**Data supplied**
────────────────────

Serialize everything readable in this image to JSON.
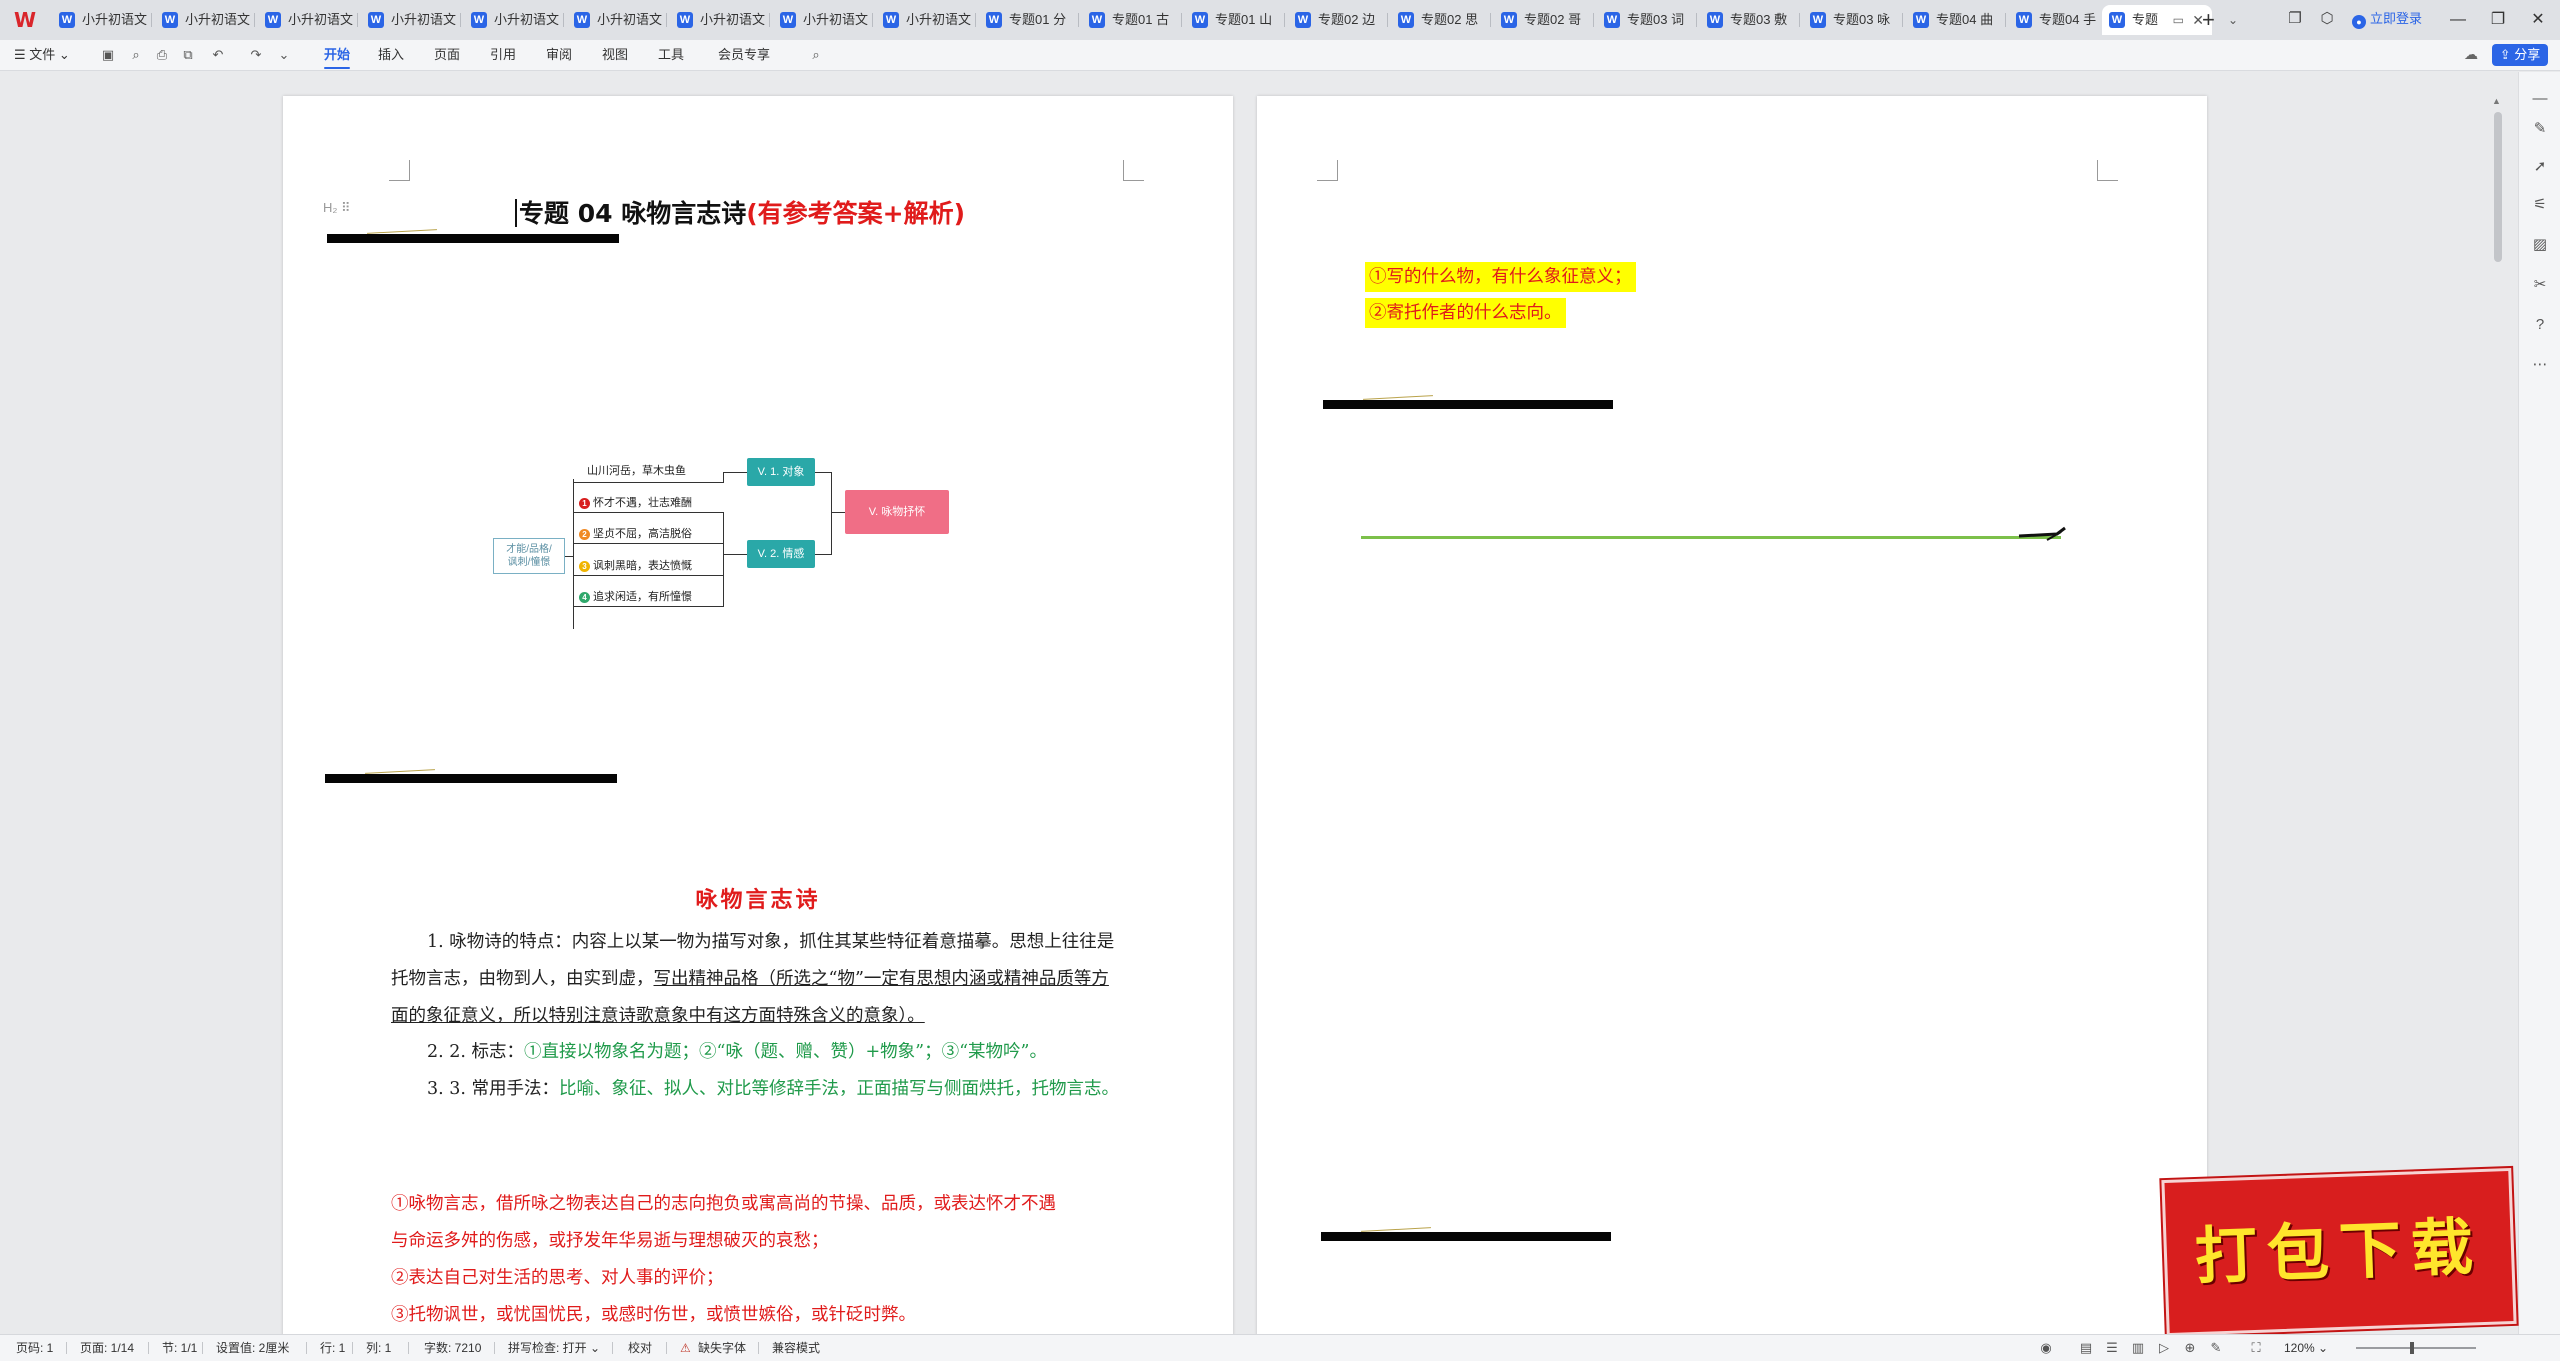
{
  "tabbar": {
    "tabs": [
      {
        "label": "小升初语文"
      },
      {
        "label": "小升初语文"
      },
      {
        "label": "小升初语文"
      },
      {
        "label": "小升初语文"
      },
      {
        "label": "小升初语文"
      },
      {
        "label": "小升初语文"
      },
      {
        "label": "小升初语文"
      },
      {
        "label": "小升初语文"
      },
      {
        "label": "小升初语文"
      },
      {
        "label": "专题01 分"
      },
      {
        "label": "专题01 古"
      },
      {
        "label": "专题01 山"
      },
      {
        "label": "专题02 边"
      },
      {
        "label": "专题02 思"
      },
      {
        "label": "专题02 哥"
      },
      {
        "label": "专题03 词"
      },
      {
        "label": "专题03 敷"
      },
      {
        "label": "专题03 咏"
      },
      {
        "label": "专题04 曲"
      },
      {
        "label": "专题04 手"
      }
    ],
    "active_tab": "专题",
    "login": "立即登录"
  },
  "ribbon": {
    "file": "文件",
    "tabs": [
      "开始",
      "插入",
      "页面",
      "引用",
      "审阅",
      "视图",
      "工具",
      "会员专享"
    ],
    "active": "开始",
    "share": "分享"
  },
  "document": {
    "title_main": "专题 04   咏物言志诗",
    "title_suffix": "(有参考答案+解析)",
    "heading_marker": "H₂ ⠿",
    "mindmap": {
      "root": "才能/品格/\n讽刺/憧憬",
      "center": "V. 咏物抒怀",
      "node_object": "V. 1. 对象",
      "node_emotion": "V. 2. 情感",
      "object_item": "山川河岳，草木虫鱼",
      "emotion_items": [
        {
          "num": "1",
          "text": "怀才不遇，壮志难酬",
          "color": "#d81e1e"
        },
        {
          "num": "2",
          "text": "坚贞不屈，高洁脱俗",
          "color": "#f08a24"
        },
        {
          "num": "3",
          "text": "讽刺黑暗，表达愤慨",
          "color": "#f0b400"
        },
        {
          "num": "4",
          "text": "追求闲适，有所憧憬",
          "color": "#2fa86b"
        }
      ]
    },
    "section_title": "咏物言志诗",
    "p1_a": "1.   咏物诗的特点：内容上以某一物为描写对象，抓住其某些特征着意描摹。思想上往往是托物言志，由物到人，由实到虚，",
    "p1_b": "写出精神品格（所选之“物”一定有思想内涵或精神品质等方面的象征意义，所以特别注意诗歌意象中有这方面特殊含义的意象）。",
    "p2_label": "2.  2.  标志：",
    "p2_text": "①直接以物象名为题；②“咏（题、赠、赞）+物象”；③“某物吟”。",
    "p3_label": "3.  3.  常用手法：",
    "p3_text": "比喻、象征、拟人、对比等修辞手法，正面描写与侧面烘托，托物言志。",
    "red_lines": [
      "①咏物言志，借所咏之物表达自己的志向抱负或寓高尚的节操、品质，或表达怀才不遇",
      "与命运多舛的伤感，或抒发年华易逝与理想破灭的哀愁；",
      "②表达自己对生活的思考、对人事的评价；",
      "③托物讽世，或忧国忧民，或感时伤世，或愤世嫉俗，或针砭时弊。"
    ],
    "page2_lines": [
      "①写的什么物，有什么象征意义；",
      "②寄托作者的什么志向。"
    ]
  },
  "download_badge": "打包下载",
  "status": {
    "page": "页码: 1",
    "pages": "页面: 1/14",
    "section": "节: 1/1",
    "setting": "设置值: 2厘米",
    "row": "行: 1",
    "col": "列: 1",
    "words": "字数: 7210",
    "spell": "拼写检查: 打开",
    "proof": "校对",
    "missing_font": "缺失字体",
    "compat": "兼容模式",
    "zoom": "120%"
  }
}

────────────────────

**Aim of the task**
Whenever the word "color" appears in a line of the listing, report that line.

**Output of the task**
          "color": "#d81e1e"
          "color": "#f08a24"
          "color": "#f0b400"
          "color": "#2fa86b"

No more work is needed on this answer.